The 2010 Time 100 poll is currently open for public vote here. This years nominees include Anna Wintour, Neil Patrick Harris and the never to be de-throned, Lady Gaga. 

// Dan Z

Ain’t Life Swell.

// I first learnt about Glen Hansard in the middle of 2007. One of his bands, The Frames, were supporting Bob Dylan on his Modern Times tour. I listened to some of their music and fell in love with it almost immediately. Falling Slowly was, simply put, one of the greatest songs I had ever heard.

This song would later be stripped back by Glen and used in his next musical endeavor, The Swell Season.
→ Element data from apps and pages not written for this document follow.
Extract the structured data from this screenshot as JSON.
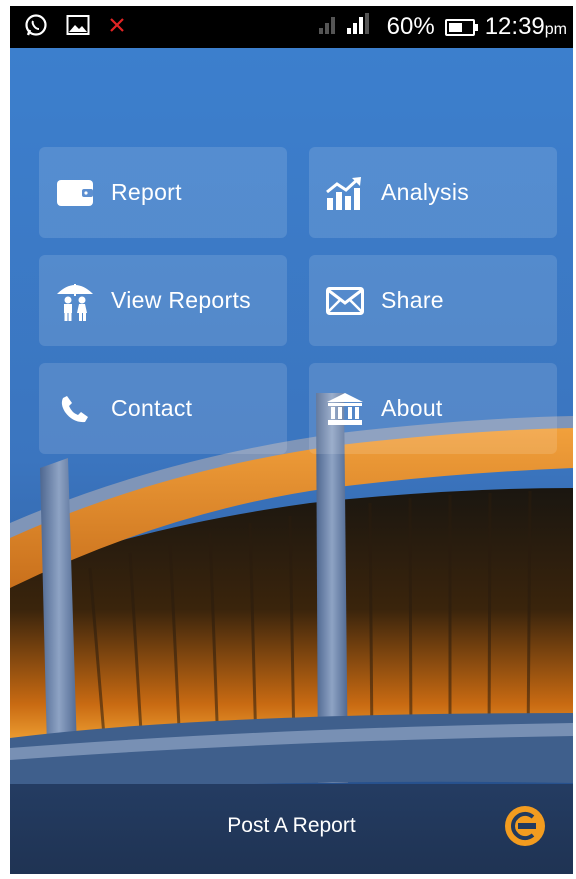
{
  "status_bar": {
    "battery_percent": "60%",
    "time": "12:39",
    "time_suffix": "pm",
    "icons": [
      "whatsapp-icon",
      "image-icon",
      "error-x-icon",
      "signal-icon",
      "battery-icon"
    ],
    "battery_level": 0.6
  },
  "menu": {
    "tiles": [
      {
        "label": "Report",
        "icon": "wallet-icon"
      },
      {
        "label": "Analysis",
        "icon": "chart-icon"
      },
      {
        "label": "View Reports",
        "icon": "family-umbrella-icon"
      },
      {
        "label": "Share",
        "icon": "envelope-icon"
      },
      {
        "label": "Contact",
        "icon": "phone-icon"
      },
      {
        "label": "About",
        "icon": "bank-icon"
      }
    ]
  },
  "bottom_bar": {
    "label": "Post A Report",
    "logo_icon": "app-logo-icon",
    "accent_color": "#f39c1f"
  },
  "colors": {
    "sky_top": "#3f82cf",
    "sky_bottom": "#1c3f76",
    "roof_orange": "#f4a23a"
  }
}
Teaming up with Markéta Irglová, a Czech songwriter and musician, they wrote a self-titled EP in 2006. They later went on to star in the independent movie Once together. Although not technically a musical, Once was a vehicle for a number of performances for the duo. The film went from being a small independent Irish film to the little movie that could. It took home an Academy Award for Achievement in Music Written for a Motion Picture (Original Song), a Critics Choice Award and a Los Angeles Film Critics Association Award.

They recently released their third album together, Strict Joy. Receiving rave reviews, it reached 15 on the Billboard Charts.

I saw these guys at the start of 2009 in Melbourne at The Palais Theatre. Starting the show with an unplugged guitar and no microphone, Hansard strolled past the speakers and right to the very edge of the stage. He performed to the entire theatre without the use of any audio equipment and still managed to fill the entire space with his vocals and guitar. It was one of the best shows I had ever seen.

Last week, The Swell Season toured again in support of Strict Joy. Their tour reached Adelaide this time and they played to a sold out Thebarton Theatre. I was obsessed enough to have purchased front row seats and as a result given a sensational view for the evening. Starting the same way he did in Melbourne, he blew the entire Adelaide audience away from the very start. Both performers would take charge of different songs for the night, and they even tried their hand at an Empire Of The Sun cover. (It worked.)

When poking around for some clips after the concert, I stumbled across this video for one of their recent singles. Low Rising is the second single off Strict Joy, and the video is absolutely stunning. Like, can’t-look-away type brilliance. Check it. 

// Simon